The problem – Copy every line that holds the string "timecode" from the data below.

Dataset rows for apps and sites –
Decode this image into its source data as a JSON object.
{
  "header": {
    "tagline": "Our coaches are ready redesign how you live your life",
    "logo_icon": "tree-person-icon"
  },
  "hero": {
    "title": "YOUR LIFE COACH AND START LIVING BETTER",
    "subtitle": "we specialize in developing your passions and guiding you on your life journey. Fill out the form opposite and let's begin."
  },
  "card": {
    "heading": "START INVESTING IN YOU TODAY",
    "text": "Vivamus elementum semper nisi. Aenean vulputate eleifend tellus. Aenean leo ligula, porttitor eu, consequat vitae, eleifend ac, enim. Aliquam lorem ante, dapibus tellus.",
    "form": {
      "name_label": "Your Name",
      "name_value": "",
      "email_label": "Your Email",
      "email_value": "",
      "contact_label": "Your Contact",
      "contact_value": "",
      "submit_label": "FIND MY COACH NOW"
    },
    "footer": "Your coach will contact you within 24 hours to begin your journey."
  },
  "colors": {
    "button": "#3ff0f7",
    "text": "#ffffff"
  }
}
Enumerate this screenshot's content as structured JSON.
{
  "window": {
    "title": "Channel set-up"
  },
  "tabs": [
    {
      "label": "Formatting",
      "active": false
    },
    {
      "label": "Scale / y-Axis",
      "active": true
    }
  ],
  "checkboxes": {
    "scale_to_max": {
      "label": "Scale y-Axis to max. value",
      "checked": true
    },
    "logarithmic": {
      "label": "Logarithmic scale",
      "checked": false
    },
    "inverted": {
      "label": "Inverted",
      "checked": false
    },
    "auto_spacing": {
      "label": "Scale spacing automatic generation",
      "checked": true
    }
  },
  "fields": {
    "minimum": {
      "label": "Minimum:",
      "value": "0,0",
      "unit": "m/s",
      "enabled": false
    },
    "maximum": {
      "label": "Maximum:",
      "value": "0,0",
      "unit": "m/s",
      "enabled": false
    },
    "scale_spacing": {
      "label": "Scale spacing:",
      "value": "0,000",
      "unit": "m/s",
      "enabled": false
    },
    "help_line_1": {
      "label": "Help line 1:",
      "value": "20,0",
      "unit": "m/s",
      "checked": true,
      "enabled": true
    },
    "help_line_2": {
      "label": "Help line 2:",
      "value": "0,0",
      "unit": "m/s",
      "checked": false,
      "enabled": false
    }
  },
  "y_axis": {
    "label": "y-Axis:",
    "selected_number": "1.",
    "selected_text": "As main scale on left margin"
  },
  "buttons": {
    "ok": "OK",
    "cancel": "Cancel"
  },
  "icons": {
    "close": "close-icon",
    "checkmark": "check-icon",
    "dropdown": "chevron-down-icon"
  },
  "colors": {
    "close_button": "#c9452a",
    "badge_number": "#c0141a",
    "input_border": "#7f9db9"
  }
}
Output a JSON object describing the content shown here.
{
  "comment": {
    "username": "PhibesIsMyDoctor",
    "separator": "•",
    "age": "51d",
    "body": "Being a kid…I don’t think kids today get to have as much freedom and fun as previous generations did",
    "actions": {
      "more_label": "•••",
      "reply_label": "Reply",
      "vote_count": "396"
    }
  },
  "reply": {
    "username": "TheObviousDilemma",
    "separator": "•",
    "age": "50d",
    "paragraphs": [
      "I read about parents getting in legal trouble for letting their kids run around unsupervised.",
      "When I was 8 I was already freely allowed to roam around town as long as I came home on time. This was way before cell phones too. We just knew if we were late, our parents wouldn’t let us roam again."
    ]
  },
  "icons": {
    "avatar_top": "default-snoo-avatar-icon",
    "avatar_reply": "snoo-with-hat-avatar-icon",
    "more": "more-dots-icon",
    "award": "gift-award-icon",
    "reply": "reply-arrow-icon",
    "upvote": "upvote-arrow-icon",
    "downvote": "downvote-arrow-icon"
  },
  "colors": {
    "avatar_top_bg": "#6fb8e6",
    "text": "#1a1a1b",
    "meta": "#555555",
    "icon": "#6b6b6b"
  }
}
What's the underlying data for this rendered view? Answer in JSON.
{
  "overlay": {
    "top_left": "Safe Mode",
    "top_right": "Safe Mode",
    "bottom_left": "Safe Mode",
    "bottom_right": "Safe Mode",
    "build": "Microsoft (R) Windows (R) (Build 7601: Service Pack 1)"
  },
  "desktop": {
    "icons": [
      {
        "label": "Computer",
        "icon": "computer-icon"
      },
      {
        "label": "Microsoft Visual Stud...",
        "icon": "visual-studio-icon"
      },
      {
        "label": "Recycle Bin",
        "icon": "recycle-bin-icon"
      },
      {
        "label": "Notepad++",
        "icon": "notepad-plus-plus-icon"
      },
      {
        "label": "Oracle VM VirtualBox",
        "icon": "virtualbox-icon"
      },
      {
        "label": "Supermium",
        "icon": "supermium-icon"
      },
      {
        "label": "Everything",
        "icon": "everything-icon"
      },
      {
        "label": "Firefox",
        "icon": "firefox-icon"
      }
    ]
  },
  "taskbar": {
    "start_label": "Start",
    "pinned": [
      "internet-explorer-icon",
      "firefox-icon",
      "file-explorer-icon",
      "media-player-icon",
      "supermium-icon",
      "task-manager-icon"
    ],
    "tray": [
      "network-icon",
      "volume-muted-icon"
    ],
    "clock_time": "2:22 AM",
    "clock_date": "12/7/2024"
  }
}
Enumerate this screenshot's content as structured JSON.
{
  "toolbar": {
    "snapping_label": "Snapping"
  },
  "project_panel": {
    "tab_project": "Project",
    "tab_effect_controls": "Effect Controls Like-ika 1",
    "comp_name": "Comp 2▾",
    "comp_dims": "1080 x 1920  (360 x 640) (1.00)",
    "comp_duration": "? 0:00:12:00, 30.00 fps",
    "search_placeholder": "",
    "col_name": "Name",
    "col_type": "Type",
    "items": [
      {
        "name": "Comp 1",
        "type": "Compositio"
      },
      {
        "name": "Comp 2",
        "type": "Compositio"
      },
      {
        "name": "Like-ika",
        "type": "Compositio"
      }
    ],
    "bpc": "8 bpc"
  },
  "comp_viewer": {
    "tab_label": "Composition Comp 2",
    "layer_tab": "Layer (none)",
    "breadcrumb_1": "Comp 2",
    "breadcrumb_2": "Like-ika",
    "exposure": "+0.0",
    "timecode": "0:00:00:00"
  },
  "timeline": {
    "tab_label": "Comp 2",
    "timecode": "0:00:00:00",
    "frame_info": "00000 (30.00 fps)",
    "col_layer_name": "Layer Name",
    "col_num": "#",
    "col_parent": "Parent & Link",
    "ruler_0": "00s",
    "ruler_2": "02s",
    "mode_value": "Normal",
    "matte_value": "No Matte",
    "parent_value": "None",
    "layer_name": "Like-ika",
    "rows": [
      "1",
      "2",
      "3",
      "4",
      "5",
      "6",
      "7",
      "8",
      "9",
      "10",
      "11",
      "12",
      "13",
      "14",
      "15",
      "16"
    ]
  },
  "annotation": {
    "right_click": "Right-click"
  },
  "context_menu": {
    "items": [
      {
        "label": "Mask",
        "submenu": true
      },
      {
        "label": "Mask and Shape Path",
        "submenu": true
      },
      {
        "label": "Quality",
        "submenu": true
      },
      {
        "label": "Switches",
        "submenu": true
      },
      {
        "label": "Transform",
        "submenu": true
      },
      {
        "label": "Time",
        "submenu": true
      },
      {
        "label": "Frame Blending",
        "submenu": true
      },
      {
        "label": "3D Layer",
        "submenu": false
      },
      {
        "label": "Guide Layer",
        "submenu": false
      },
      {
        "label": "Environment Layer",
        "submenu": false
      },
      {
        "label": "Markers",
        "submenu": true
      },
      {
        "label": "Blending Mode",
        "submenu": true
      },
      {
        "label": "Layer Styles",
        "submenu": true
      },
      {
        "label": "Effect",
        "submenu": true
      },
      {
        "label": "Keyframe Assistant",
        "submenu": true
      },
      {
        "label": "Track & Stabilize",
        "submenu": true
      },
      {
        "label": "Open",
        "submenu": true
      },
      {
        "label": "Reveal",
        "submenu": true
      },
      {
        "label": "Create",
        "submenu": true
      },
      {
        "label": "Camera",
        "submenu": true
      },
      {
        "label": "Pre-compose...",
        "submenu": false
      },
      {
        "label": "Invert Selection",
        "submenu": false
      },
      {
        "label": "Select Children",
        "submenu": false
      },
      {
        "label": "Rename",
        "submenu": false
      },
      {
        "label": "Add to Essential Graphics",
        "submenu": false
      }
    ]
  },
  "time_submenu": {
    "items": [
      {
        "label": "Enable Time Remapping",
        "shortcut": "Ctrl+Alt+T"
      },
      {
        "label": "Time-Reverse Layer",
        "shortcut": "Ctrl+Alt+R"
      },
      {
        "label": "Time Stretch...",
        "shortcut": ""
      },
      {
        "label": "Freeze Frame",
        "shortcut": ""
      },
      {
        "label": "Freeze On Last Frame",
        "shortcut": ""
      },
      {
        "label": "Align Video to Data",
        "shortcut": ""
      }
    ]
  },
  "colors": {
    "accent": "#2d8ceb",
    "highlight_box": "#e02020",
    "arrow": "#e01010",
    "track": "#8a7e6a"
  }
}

Answer section –
    "timecode": "0:00:00:00"
    "timecode": "0:00:00:00",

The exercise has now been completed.